The tagline for the 1979 stupid-scary movie “The Amityville Horror” was, “FOR GOD’S SAKE, GET OUT!” which could be the slogan for just about every horror film in which a family moves into a large and usually remote property that has a mysterious and haunted history, and yet continue to stay in the home long after anyone with a brain would realize they should cut their losses and run for their lives.
Netflix presents a film written and directed by Shari Springer Berman and Robert Pulcini, based on the novel “All Things Cease to Appear” by Elizabeth Brundage. No MPAA rating. Running time: 121 minutes. Available Thursday on Netflix.
“The Amityville Horror” was on cable the other night and it’s as campy and bad and overwrought as I remembered — and that brings us to the Netflix original film “Things Heard & Seen,” which is also campy and bad and overwrought, though there’s an undeniably entertaining element that veers close to the comedic as we watch an amazingly talented cast of familiar names somehow keeping straight faces while slogging through the cartoonishly bad material.
This is the kind of movie where someone kills a loved one in their bed with an ax and all signs point to only one suspect, but the local authorities are seriously considering a theory it was a robbery gone bad. An ax robbery gone bad.
What a cast we have in this period-piece tale, set in 1980. We’ll start with recent Oscar nominee Amanda Seyfried and Brit heartthrob James Norton as Catherine and George, respectively, the couple who move into the obligatory farmhouse in the country where bad things have transpired in the past. And isn’t that Karen Allen from “Animal House” and “Indiana Jones” as the agent who sells them the house? Oh and hey, it’s Oscar winner F. Murray Abraham as the department head at the small, private college where George has been hired as an Art History professor! And there’s Rhea Seehorn from “Better Call Saul” as a new friend for Catherine, who breeds alpacas with her husband (what!) and instantly distrusts George and with good reason, and Natalia Dyer from “Stranger Things” as a horse trainer at “Crow Hill Stables” who says to George, “You’re a presumptuous f-----, aren’t you?” before she invites him into her bed as we hear the suggestive whinnying of one of her horsies. There’s so much drama in this little out-of-the-way village!
Oh, and by the way, that new home is seriously haunted by at least one ghost, so it’s a good thing Professor Murray F. Abraham and quite a few other locals are firm believers in the supernatural and are thrilled to conduct a séance so Catherine can make contact with the spirits who are terrorizing her daughter, who has a giant clown nightlight in her bedroom and a really creepy horror-movie doll as a companion, oh boy.

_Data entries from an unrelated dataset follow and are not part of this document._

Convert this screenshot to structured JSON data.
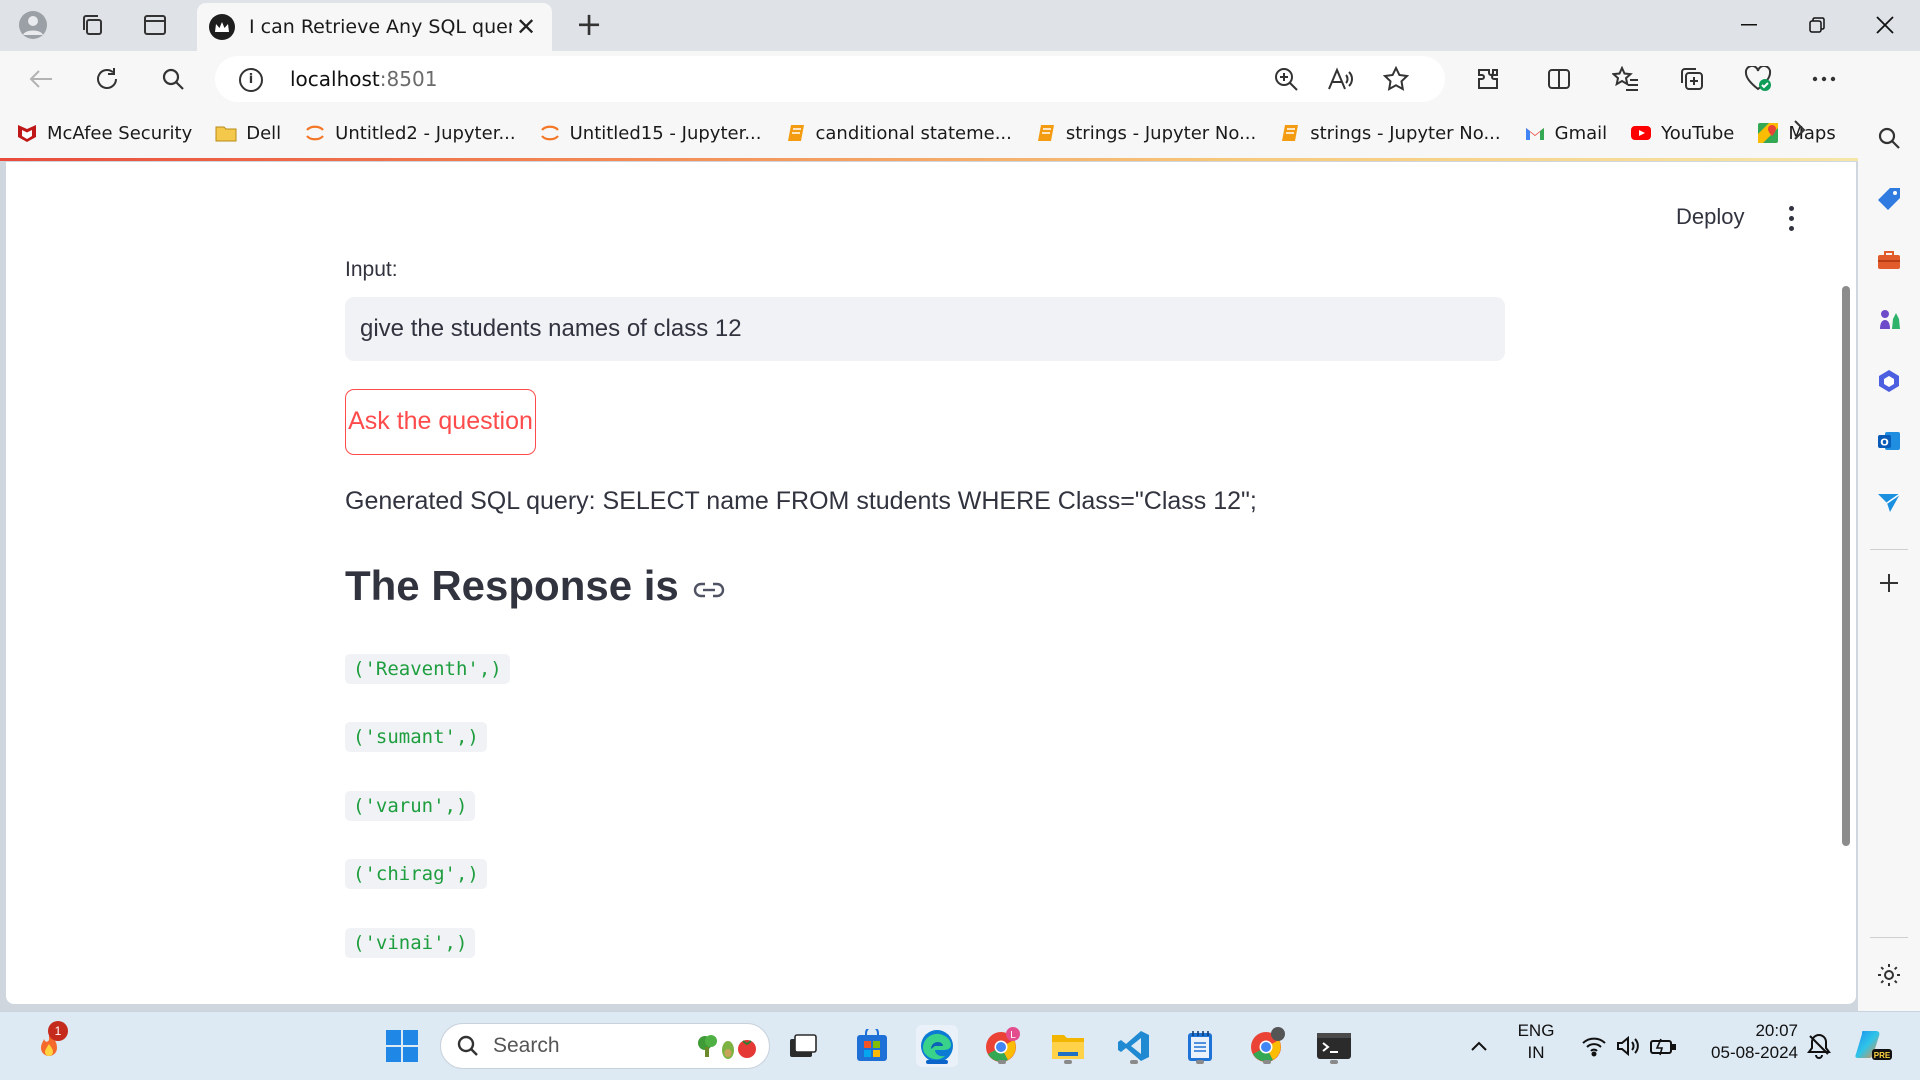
{
  "browser": {
    "tab_title": "I can Retrieve Any SQL query",
    "tab_close": "✕",
    "new_tab": "+",
    "url_host": "localhost",
    "url_port": ":8501",
    "bookmarks": [
      {
        "label": "McAfee Security",
        "icon": "mcafee-icon",
        "color": "#c01818"
      },
      {
        "label": "Dell",
        "icon": "folder-icon",
        "color": "#f3c84b"
      },
      {
        "label": "Untitled2 - Jupyter...",
        "icon": "jupyter-icon",
        "color": "#f37726"
      },
      {
        "label": "Untitled15 - Jupyter...",
        "icon": "jupyter-icon",
        "color": "#f37726"
      },
      {
        "label": "canditional stateme...",
        "icon": "notebook-icon",
        "color": "#f39c12"
      },
      {
        "label": "strings - Jupyter No...",
        "icon": "notebook-icon",
        "color": "#f39c12"
      },
      {
        "label": "strings - Jupyter No...",
        "icon": "notebook-icon",
        "color": "#f39c12"
      },
      {
        "label": "Gmail",
        "icon": "gmail-icon",
        "color": "#ea4335"
      },
      {
        "label": "YouTube",
        "icon": "youtube-icon",
        "color": "#ff0000"
      },
      {
        "label": "Maps",
        "icon": "maps-icon",
        "color": "#34a853"
      }
    ]
  },
  "app": {
    "deploy_label": "Deploy",
    "input_label": "Input:",
    "input_value": "give the students names of class 12",
    "ask_button": "Ask the question",
    "generated_sql": "Generated SQL query: SELECT name FROM students WHERE Class=\"Class 12\";",
    "response_heading": "The Response is",
    "results": [
      "('Reaventh',)",
      "('sumant',)",
      "('varun',)",
      "('chirag',)",
      "('vinai',)"
    ],
    "accent_color": "#ff4b4b",
    "code_color": "#1e9e3e"
  },
  "taskbar": {
    "search_placeholder": "Search",
    "notification_badge": "1",
    "lang_line1": "ENG",
    "lang_line2": "IN",
    "time": "20:07",
    "date": "05-08-2024"
  }
}
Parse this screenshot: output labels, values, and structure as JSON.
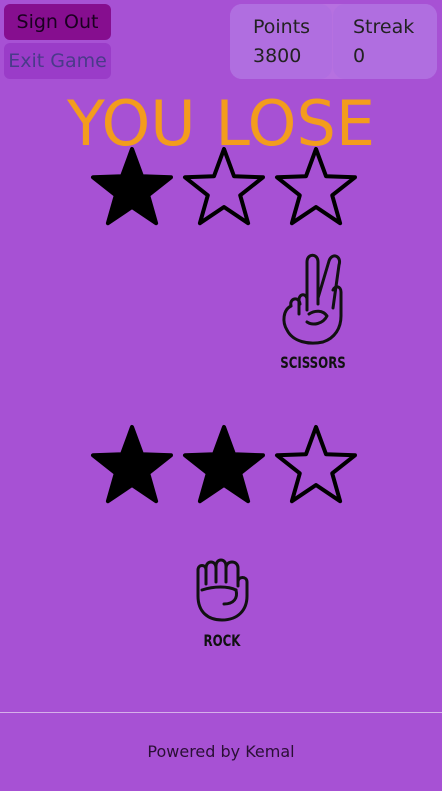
{
  "buttons": {
    "sign_out": "Sign Out",
    "exit_game": "Exit Game"
  },
  "scores": {
    "points_label": "Points",
    "points_value": "3800",
    "streak_label": "Streak",
    "streak_value": "0"
  },
  "result_text": "YOU LOSE",
  "opponent": {
    "stars_filled": 1,
    "stars_total": 3,
    "move_icon": "scissors-hand-icon",
    "move_label": "SCISSORS"
  },
  "player": {
    "stars_filled": 2,
    "stars_total": 3,
    "move_icon": "rock-fist-icon",
    "move_label": "ROCK"
  },
  "footer": "Powered by Kemal",
  "colors": {
    "background": "#a751d4",
    "result": "#f39c1d",
    "sign_out": "#860e8f",
    "exit_game": "#9a3cc8"
  }
}
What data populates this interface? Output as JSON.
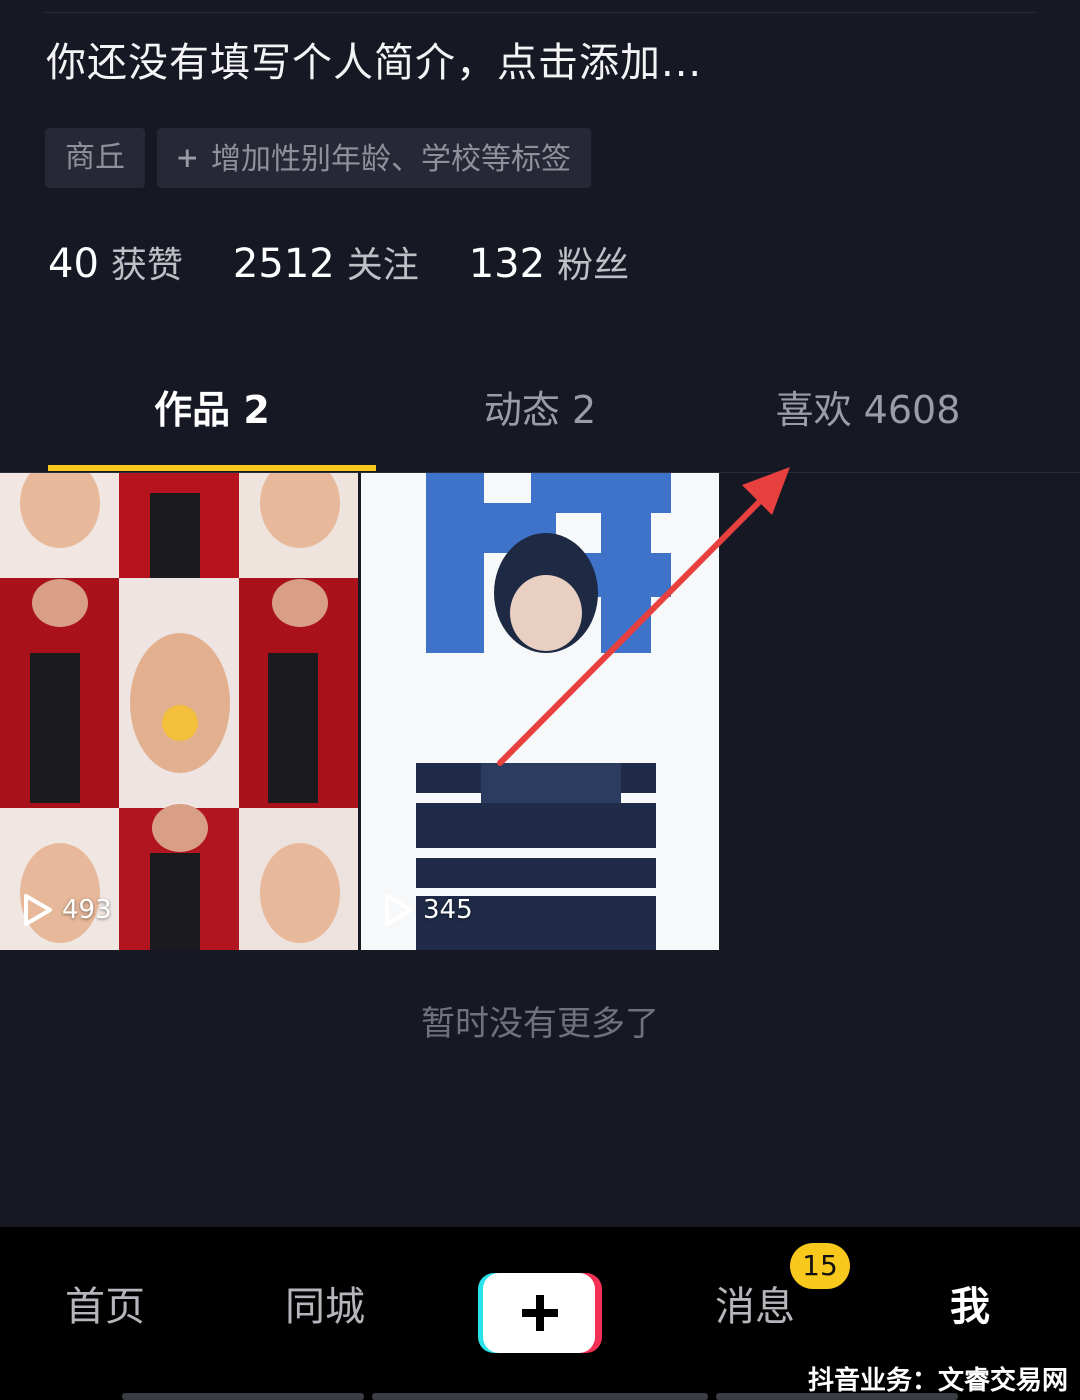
{
  "profile": {
    "bio": "你还没有填写个人简介，点击添加...",
    "tags": [
      {
        "label": "商丘"
      },
      {
        "label": "增加性别年龄、学校等标签"
      }
    ],
    "stats": [
      {
        "value": "40",
        "label": "获赞"
      },
      {
        "value": "2512",
        "label": "关注"
      },
      {
        "value": "132",
        "label": "粉丝"
      }
    ]
  },
  "tabs": [
    {
      "label": "作品 2"
    },
    {
      "label": "动态 2"
    },
    {
      "label": "喜欢 4608"
    }
  ],
  "videos": [
    {
      "plays": "493"
    },
    {
      "plays": "345"
    }
  ],
  "empty_text": "暂时没有更多了",
  "bottom_nav": {
    "items": [
      {
        "label": "首页"
      },
      {
        "label": "同城"
      },
      {
        "label": "消息"
      },
      {
        "label": "我"
      }
    ],
    "messages_badge": "15"
  },
  "watermark": "抖音业务：文睿交易网",
  "colors": {
    "background": "#161823",
    "accent": "#f9c81d",
    "arrow": "#e8403f"
  },
  "icons": {
    "add": "plus-icon",
    "play": "play-icon"
  }
}
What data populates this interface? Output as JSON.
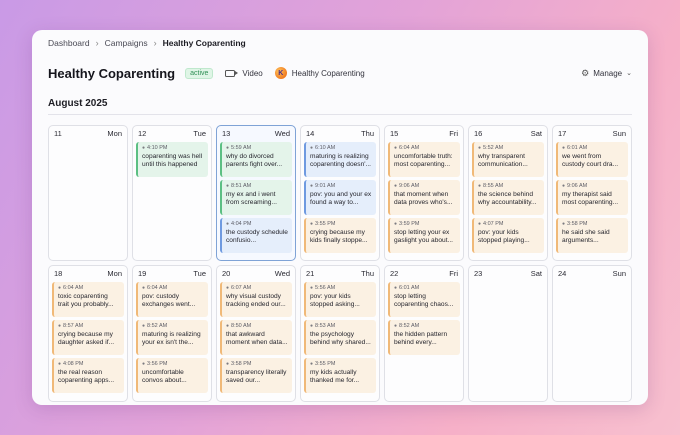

Based on the novel “All Things Cease to Appear” by Elizabeth Brundage and written and directed by the talented duo of Shari Springer Berman and Robert Pulcini (“American Splendor,” “Girl Most Likely”), “Things Heard & Seen” has the requisite horror-movie look (deep shades of brown and orange, low camera angles, repeated glimpses of effectively creepy paintings and haunting photographs, religious symbolism everywhere) and Norton in particular is a hoot as just the worst person in the world — but still, “Things Heard & Seen” should be neither of those things.